Not that the FDA would be able to process such data, which the blood groups say they have attempted to provide. As you may have heard, the FDA recently declared its staff overwhelmed and no longer able to adequately protect the nation's food and drug supply.
Apparently, one of the few things the FDA can still manage to handle is diminishment of the nation's blood supply by blacklistingor it might better be described as "red-listing"a huge group of healthy males.
Dr. Celso Bianco, executive vice president of America's Blood Centers, whose members generate nearly half the nation's blood supply, has said he is "disappointed" about the refusal of the FDA to change its policyeven in light of a great deal of information provided by the various national organizations. Even the FDA acknowledges that today's "highly sensitive" tests fail to detect less than one in a million HIV-infected donors.
Meanwhile, the bloody shame continues to have consequences in communities throughout the nation. In Washington state, the Seattle Post-Intelligencer recently reported that the Puget Sound Blood Center's reserves have fallen to emergency levels this winter, and gay organizations are pointing to a significant reason: About six percent of those who have volunteered to give bloodincluding nearly 24,000 gay and bisexual maleshave been placed on the local "permanent deferral" list.

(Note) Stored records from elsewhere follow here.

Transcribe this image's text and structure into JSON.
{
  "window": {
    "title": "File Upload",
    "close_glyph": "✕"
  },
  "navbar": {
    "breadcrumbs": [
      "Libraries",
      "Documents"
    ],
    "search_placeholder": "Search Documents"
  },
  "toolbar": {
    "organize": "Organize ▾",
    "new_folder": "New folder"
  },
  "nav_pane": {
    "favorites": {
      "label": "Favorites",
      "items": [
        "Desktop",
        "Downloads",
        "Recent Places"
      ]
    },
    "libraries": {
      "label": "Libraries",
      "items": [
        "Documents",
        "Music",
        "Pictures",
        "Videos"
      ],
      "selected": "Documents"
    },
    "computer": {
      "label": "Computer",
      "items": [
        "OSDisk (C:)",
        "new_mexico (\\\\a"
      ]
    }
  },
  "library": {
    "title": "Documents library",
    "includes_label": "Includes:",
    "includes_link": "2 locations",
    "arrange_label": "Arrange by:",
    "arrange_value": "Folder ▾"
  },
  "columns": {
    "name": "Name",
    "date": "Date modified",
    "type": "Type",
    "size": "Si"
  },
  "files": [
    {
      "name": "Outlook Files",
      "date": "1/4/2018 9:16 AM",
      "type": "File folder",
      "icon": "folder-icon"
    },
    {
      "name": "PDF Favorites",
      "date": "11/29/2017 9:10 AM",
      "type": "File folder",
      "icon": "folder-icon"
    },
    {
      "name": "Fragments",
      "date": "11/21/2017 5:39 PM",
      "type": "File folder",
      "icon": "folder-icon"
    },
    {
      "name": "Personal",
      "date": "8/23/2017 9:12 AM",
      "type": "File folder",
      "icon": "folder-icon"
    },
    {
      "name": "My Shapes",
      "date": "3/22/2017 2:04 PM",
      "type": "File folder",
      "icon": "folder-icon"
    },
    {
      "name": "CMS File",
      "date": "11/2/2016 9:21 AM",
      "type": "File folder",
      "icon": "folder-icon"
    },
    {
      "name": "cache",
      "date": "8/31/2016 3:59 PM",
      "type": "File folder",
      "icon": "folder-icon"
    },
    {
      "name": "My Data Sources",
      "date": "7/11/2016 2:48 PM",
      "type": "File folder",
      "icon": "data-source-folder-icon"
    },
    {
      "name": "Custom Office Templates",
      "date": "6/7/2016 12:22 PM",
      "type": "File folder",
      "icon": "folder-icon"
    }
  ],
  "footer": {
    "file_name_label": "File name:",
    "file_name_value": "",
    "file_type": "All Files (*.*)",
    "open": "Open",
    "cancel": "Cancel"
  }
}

Nationwide, estimates are that at least 1-million men have been denied the opportunity to donate blood because of the ban.
Perhaps, as gay people so often have been forced to do in discriminatory situations, we should create our own institutionsin this case clandestine banks that accept blood exclusively from and provide it only to men who sign an affidavit affirming that they have had sex at least once with another male. As overwhelmed as the poor FDA purports to be, its honchos probably will take a long time to discover our Rainbow Plasma Centers. In the meantime, if I'm ever in need of a life-saving transfusion, I'll be happy to accept a pint or three from my gay blood brothers.
Speaking of seeing red, here's something offered in a more lighthearted "vein" for this Valentines month of February. For the second consecutive year, John and I have been enjoying our copy of filmmaker John Waters' Valentine to his fans, a CD compilation of some of his favorite quirky songs of romance. It's called A Date with John Waters, and the must-have album includes incredibly amusing numbers, including "Sometimes I Wish I Had a Gun" by Mink Stole and "Big Girls Don't Cry" by the late great Edith Massey. Also featured are several pretty pop standards, among them Dean Martin's "Hit the Road to Dreamland" and Earl Grant's "Imitation of Life."
Most enjoyable to John and me are the specifically gay songs: "Johnny Are You Queer?" by Josie Cotton is a Go-Gos-style joyride, and "Jet Boy Jet Girl" by Elton Motello is a punk-powered lyrical hoot. Listening to those tunes has prompted me to start thinking about other pop songs with expressly GLBT-themed lyrics, especially numbers that have gained attention beyond our own community. One of the earliest I can remember is The Kinks' classic "Lola," and I'll never forget Rod Stewart's poignant "The Killing of Georgie." Everyday another title comes to mind. But that's a subject for a later column. In the meantime, feel free to email me with any song titles you'd like to see included on a list of The Best Gay Songs Ever.
Bill Sievert can be reached at firstname.lastname@example.org.
LETTERS From CAMP Rehoboth, Vol. 18, No. 01 February 08, 2008